[GIVEN DATA — start]
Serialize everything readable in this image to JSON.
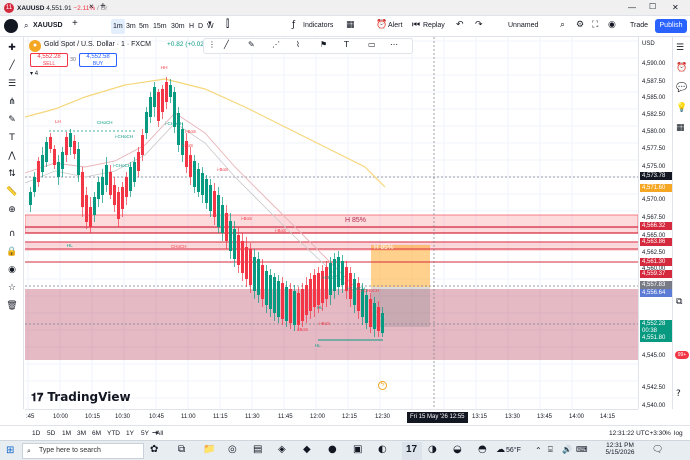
{
  "titlebar": {
    "tab_badge": "11",
    "tab_title": "XAUUSD",
    "tab_price": "4,551.91",
    "tab_change": "−2.11%",
    "tab_suffix": "/ Ur",
    "tab_close": "×",
    "new_tab": "+",
    "win_min": "—",
    "win_max": "☐",
    "win_close": "✕"
  },
  "toolbar": {
    "user_initial": "",
    "symbol": "XAUUSD",
    "add": "+",
    "intervals": [
      "1m",
      "3m",
      "5m",
      "15m",
      "30m",
      "H",
      "D",
      "W"
    ],
    "interval_more": "▾",
    "indicators": "Indicators",
    "alert": "Alert",
    "replay": "Replay",
    "layout_name": "Unnamed",
    "trade": "Trade",
    "publish": "Publish"
  },
  "legend": {
    "instrument": "Gold Spot / U.S. Dollar · 1 · FXCM",
    "change": "+0.82 (+0.02%)",
    "sell_price": "4,552.28",
    "sell_label": "SELL",
    "spread": "30",
    "buy_price": "4,552.58",
    "buy_label": "BUY",
    "count": "4"
  },
  "colors": {
    "up": "#089981",
    "down": "#f23645",
    "accent": "#2962ff",
    "zone_red": "#b2274a",
    "zone_orange": "#ff9800",
    "yellow_ma": "#f5d77a"
  },
  "chart": {
    "h_label_1": "H 85%",
    "h_label_2": "H 85%",
    "logo_text": "TradingView",
    "annotations": [
      {
        "t": "HH",
        "c": "#f23645"
      },
      {
        "t": "LH",
        "c": "#f23645"
      },
      {
        "t": "CHoCH",
        "c": "#089981"
      },
      {
        "t": "i-CHoCH",
        "c": "#089981"
      },
      {
        "t": "i-BoS",
        "c": "#f23645"
      },
      {
        "t": "i-BoS",
        "c": "#f23645"
      },
      {
        "t": "i-CHoCH",
        "c": "#089981"
      },
      {
        "t": "i-CHoCH",
        "c": "#089981"
      },
      {
        "t": "i-BoS",
        "c": "#f23645"
      },
      {
        "t": "HL",
        "c": "#089981"
      },
      {
        "t": "CHoCH",
        "c": "#f23645"
      },
      {
        "t": "i-BoS",
        "c": "#f23645"
      },
      {
        "t": "i-BoS",
        "c": "#f23645"
      },
      {
        "t": "i-CHoCH",
        "c": "#089981"
      },
      {
        "t": "HL",
        "c": "#089981"
      },
      {
        "t": "i-BoS",
        "c": "#f23645"
      },
      {
        "t": "i-BoS",
        "c": "#f23645"
      },
      {
        "t": "HL",
        "c": "#089981"
      },
      {
        "t": "i-CHoCH",
        "c": "#089981"
      },
      {
        "t": "i-CHoCH",
        "c": "#f23645"
      }
    ]
  },
  "price_axis": {
    "currency": "USD",
    "labels": [
      "4,590.00",
      "4,587.50",
      "4,585.00",
      "4,582.50",
      "4,580.00",
      "4,577.50",
      "4,575.00",
      "4,570.00",
      "4,567.50",
      "4,565.00",
      "4,562.50",
      "4,560.00",
      "4,545.00",
      "4,542.50",
      "4,540.00"
    ],
    "badges": [
      {
        "v": "4,573.78",
        "bg": "#131722"
      },
      {
        "v": "4,571.60",
        "bg": "#f5a623"
      },
      {
        "v": "4,566.32",
        "bg": "#d52a3e"
      },
      {
        "v": "4,563.86",
        "bg": "#d52a3e"
      },
      {
        "v": "4,561.30",
        "bg": "#d52a3e"
      },
      {
        "v": "4,559.37",
        "bg": "#d52a3e"
      },
      {
        "v": "4,557.83",
        "bg": "#787b86"
      },
      {
        "v": "4,556.64",
        "bg": "#5b7bd5"
      },
      {
        "v": "4,552.28",
        "bg": "#089981"
      },
      {
        "v": "00:38",
        "bg": "#089981"
      },
      {
        "v": "4,551.80",
        "bg": "#089981"
      }
    ]
  },
  "time_axis": {
    "labels": [
      ":45",
      "10:00",
      "10:15",
      "10:30",
      "10:45",
      "11:00",
      "11:15",
      "11:30",
      "11:45",
      "12:00",
      "12:15",
      "12:30",
      "12:55",
      "13:15",
      "13:30",
      "13:45",
      "14:00",
      "14:15"
    ],
    "cursor_time": "Fri 15 May '26"
  },
  "bottom": {
    "ranges": [
      "1D",
      "5D",
      "1M",
      "3M",
      "6M",
      "YTD",
      "1Y",
      "5Y",
      "All"
    ],
    "clock": "12:31:22 UTC+3:30",
    "pct": "%",
    "log": "log",
    "auto": "auto"
  },
  "taskbar": {
    "search": "Type here to search",
    "weather": "56°F",
    "time": "12:31 PM",
    "date": "5/15/2026"
  }
}
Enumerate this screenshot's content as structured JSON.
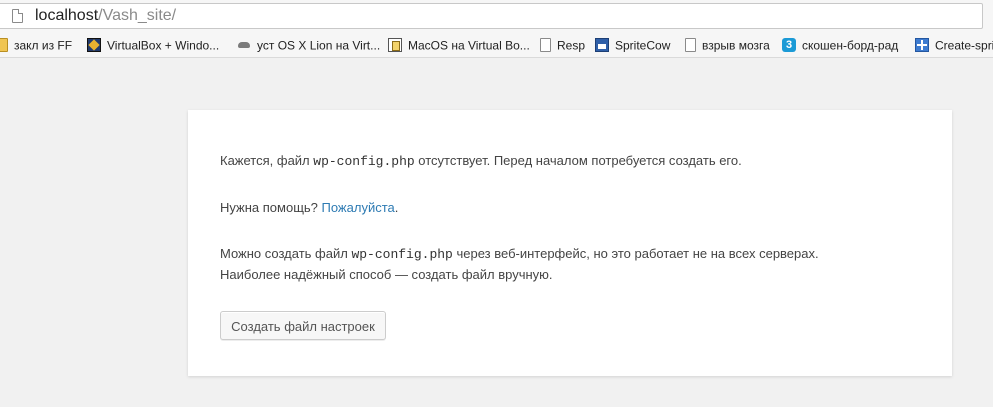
{
  "address_bar": {
    "host": "localhost",
    "path": "/Vash_site/"
  },
  "bookmarks": [
    {
      "label": "закл из FF",
      "icon": "folder-icon"
    },
    {
      "label": "VirtualBox + Windo...",
      "icon": "virtualbox-icon"
    },
    {
      "label": "уст OS X Lion на Virt...",
      "icon": "animal-icon"
    },
    {
      "label": "MacOS на Virtual Bo...",
      "icon": "macos-icon"
    },
    {
      "label": "Resp",
      "icon": "document-icon"
    },
    {
      "label": "SpriteCow",
      "icon": "spritecow-icon"
    },
    {
      "label": "взрыв мозга",
      "icon": "document-icon"
    },
    {
      "label": "скошен-борд-рад",
      "icon": "three-icon"
    },
    {
      "label": "Create-spri",
      "icon": "grid-icon"
    }
  ],
  "setup": {
    "p1_before": "Кажется, файл ",
    "p1_code": "wp-config.php",
    "p1_after": " отсутствует. Перед началом потребуется создать его.",
    "p2_before": "Нужна помощь? ",
    "p2_link": "Пожалуйста",
    "p2_after": ".",
    "p3_before": "Можно создать файл ",
    "p3_code": "wp-config.php",
    "p3_after": " через веб-интерфейс, но это работает не на всех серверах.",
    "p3_line2": "Наиболее надёжный способ — создать файл вручную.",
    "button_label": "Создать файл настроек"
  },
  "colors": {
    "page_background": "#f1f1f1",
    "card_background": "#ffffff",
    "link": "#2e7bb3",
    "text": "#444444"
  }
}
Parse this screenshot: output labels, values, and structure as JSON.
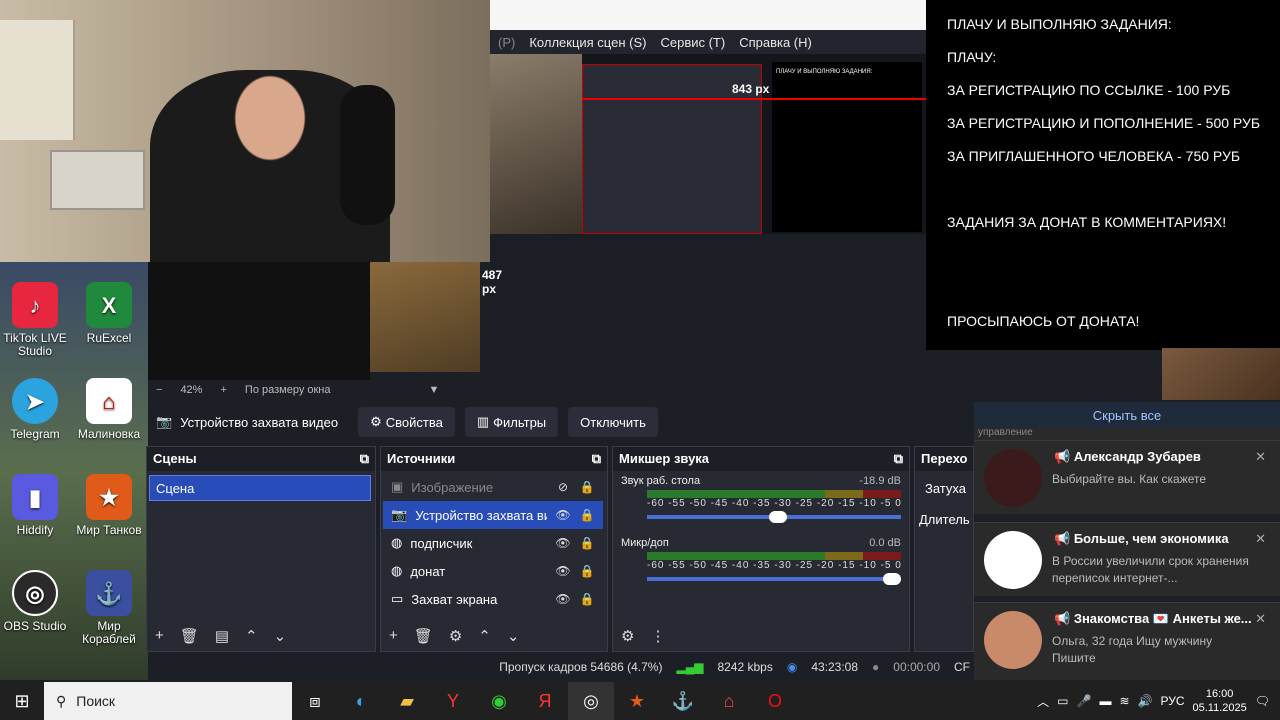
{
  "preview": {
    "menu": [
      "(P)",
      "Коллекция сцен (S)",
      "Сервис (T)",
      "Справка (H)"
    ],
    "px_label_1": "843 px",
    "px_label_2": "487 px"
  },
  "text_panel": {
    "lines": [
      "ПЛАЧУ И ВЫПОЛНЯЮ ЗАДАНИЯ:",
      "ПЛАЧУ:",
      " ЗА РЕГИСТРАЦИЮ ПО ССЫЛКЕ - 100 РУБ",
      "ЗА РЕГИСТРАЦИЮ И ПОПОЛНЕНИЕ - 500 РУБ",
      "ЗА ПРИГЛАШЕННОГО ЧЕЛОВЕКА - 750 РУБ",
      "",
      "ЗАДАНИЯ ЗА ДОНАТ В КОММЕНТАРИЯХ!",
      "",
      "",
      "ПРОСЫПАЮСЬ ОТ ДОНАТА!"
    ]
  },
  "desktop_icons": [
    {
      "label": "TikTok LIVE Studio",
      "icon": "tiktok-icon",
      "color": "#e8263f"
    },
    {
      "label": "RuExcel",
      "icon": "excel-icon",
      "color": "#1f8a3b"
    },
    {
      "label": "Telegram",
      "icon": "telegram-icon",
      "color": "#2aa3de"
    },
    {
      "label": "Малиновка",
      "icon": "malinovka-icon",
      "color": "#ffffff"
    },
    {
      "label": "Hiddify",
      "icon": "hiddify-icon",
      "color": "#5a5ae0"
    },
    {
      "label": "Мир Танков",
      "icon": "tanks-icon",
      "color": "#e05a1a"
    },
    {
      "label": "OBS Studio",
      "icon": "obs-icon",
      "color": "#2a2a2a"
    },
    {
      "label": "Мир Кораблей",
      "icon": "ships-icon",
      "color": "#3a4fa0"
    }
  ],
  "zoom": {
    "percent": "42%",
    "fit": "По размеру окна"
  },
  "toolbar": {
    "source_name": "Устройство захвата видео",
    "properties": "Свойства",
    "filters": "Фильтры",
    "disable": "Отключить"
  },
  "scenes": {
    "title": "Сцены",
    "items": [
      "Сцена"
    ]
  },
  "sources": {
    "title": "Источники",
    "items": [
      {
        "name": "Изображение",
        "icon": "image-icon",
        "state": "hidden"
      },
      {
        "name": "Устройство захвата ви,",
        "icon": "camera-icon",
        "state": "selected"
      },
      {
        "name": "подписчик",
        "icon": "browser-icon",
        "state": "normal"
      },
      {
        "name": "донат",
        "icon": "browser-icon",
        "state": "normal"
      },
      {
        "name": "Захват экрана",
        "icon": "monitor-icon",
        "state": "normal"
      }
    ]
  },
  "mixer": {
    "title": "Микшер звука",
    "channels": [
      {
        "name": "Звук раб. стола",
        "db": "-18.9 dB",
        "level": 0.55
      },
      {
        "name": "Микр/доп",
        "db": "0.0 dB",
        "level": 1.0
      }
    ],
    "scale": "-60 -55 -50 -45 -40 -35 -30 -25 -20 -15 -10 -5 0"
  },
  "transitions": {
    "title": "Перехо",
    "fade": "Затуха",
    "duration": "Длитель"
  },
  "notifications": {
    "hide_all": "Скрыть все",
    "header_partial": "управление",
    "items": [
      {
        "title": "Александр Зубарев",
        "body": "Выбирайте вы. Как скажете",
        "avatar_color": "#3a1a1a"
      },
      {
        "title": "Больше, чем экономика",
        "body": "В России увеличили срок хранения переписок интернет-...",
        "avatar_color": "#ffffff"
      },
      {
        "title": "Знакомства 💌 Анкеты же...",
        "body": "Ольга, 32 года Ищу мужчину Пишите",
        "avatar_color": "#c98a6a"
      }
    ]
  },
  "status": {
    "dropped": "Пропуск кадров 54686 (4.7%)",
    "kbps": "8242 kbps",
    "live_time": "43:23:08",
    "rec_time": "00:00:00",
    "cpu_partial": "CF"
  },
  "taskbar": {
    "search": "Поиск",
    "lang": "РУС",
    "time": "16:00",
    "date": "05.11.2025"
  }
}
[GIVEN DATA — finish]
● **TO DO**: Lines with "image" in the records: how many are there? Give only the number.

● **WRITTEN ANSWER**: 2